The flip side argument, especially for the pitchers, is understandable. It’s difficult to find a rhythm when you’re not starting on a consistent basis. I’ll definitely understand your reserve if that is your belief, because, you’re right, it’s difficult to continue to throw at a top level when you’re not competing consistently.

One argument I won’t accept, however, is the one that says, “It’ll mess with their confidence”, because they’re not little kids who all need to play. This is the greatest baseball league in the world, and if you can’t cut it, get out. I don’t want to hear that Eflin might not ever develop if you shake his confidence or Velasquez needs to just work through some things. I don’t believe that to be true. I know everyone’s reserve to let him go, or to pull him from the rotation because of the similarities to Nolan Ryan, and how he found success after a few bumpy years.

But Velasquez is far more likely to turn out to be a guy that never got his stuff together as he to become a 5,000 plus strikeout guy. I could be wrong. I hope I’m wrong. But I don’t want to take my chances. If Vinny ended up leaving the Phillies for someone who short term was a better solution, but eventually had a stellar career, I could sleep soundly knowing the Phillies at least tried. That’s why I, unlike many, never had an issue with the all the trades the team made in the late 2000’s-early 2010’s to try and get back to being World Champions. They took their shot, it didn’t work. So be it.

Let’s wrap this thing back up that went way off the grid. Let’s give this thing a shot and call more minor leaguers up. It’ll at least give the Phillies an idea of what they actually have.
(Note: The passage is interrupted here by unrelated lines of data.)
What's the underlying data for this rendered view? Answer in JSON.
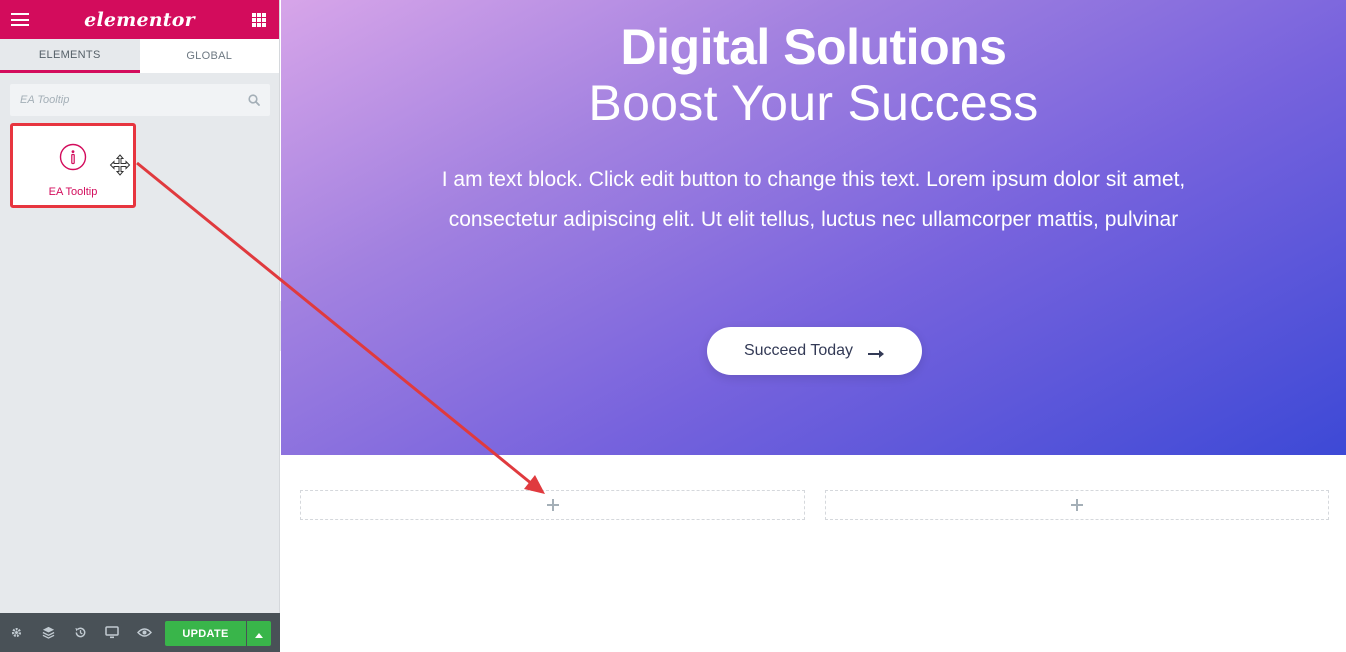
{
  "panel": {
    "brand": "elementor",
    "tabs": [
      {
        "label": "ELEMENTS",
        "active": true
      },
      {
        "label": "GLOBAL",
        "active": false
      }
    ],
    "search": {
      "placeholder": "EA Tooltip",
      "value": ""
    },
    "widgets": [
      {
        "label": "EA Tooltip",
        "icon": "info-circle-icon"
      }
    ],
    "footer": {
      "icons": [
        "settings-icon",
        "layers-icon",
        "history-icon",
        "responsive-icon",
        "preview-icon"
      ],
      "update_label": "UPDATE"
    }
  },
  "hero": {
    "title": "Digital Solutions",
    "subtitle": "Boost Your Success",
    "text": "I am text block. Click edit button to change this text. Lorem ipsum dolor sit amet, consectetur adipiscing elit. Ut elit tellus, luctus nec ullamcorper mattis, pulvinar",
    "cta_label": "Succeed Today"
  },
  "colors": {
    "brand": "#d30c5c",
    "update_green": "#39b54a",
    "highlight_red": "#e7353f",
    "panel_bg": "#e6e9ec",
    "footer_bg": "#495157"
  }
}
Because, remember, until farm system players prove they belong at the Major League level, they don’t mean anything to a ball club.


Mandatory Credit: Kim Klement-USA TODAY Sports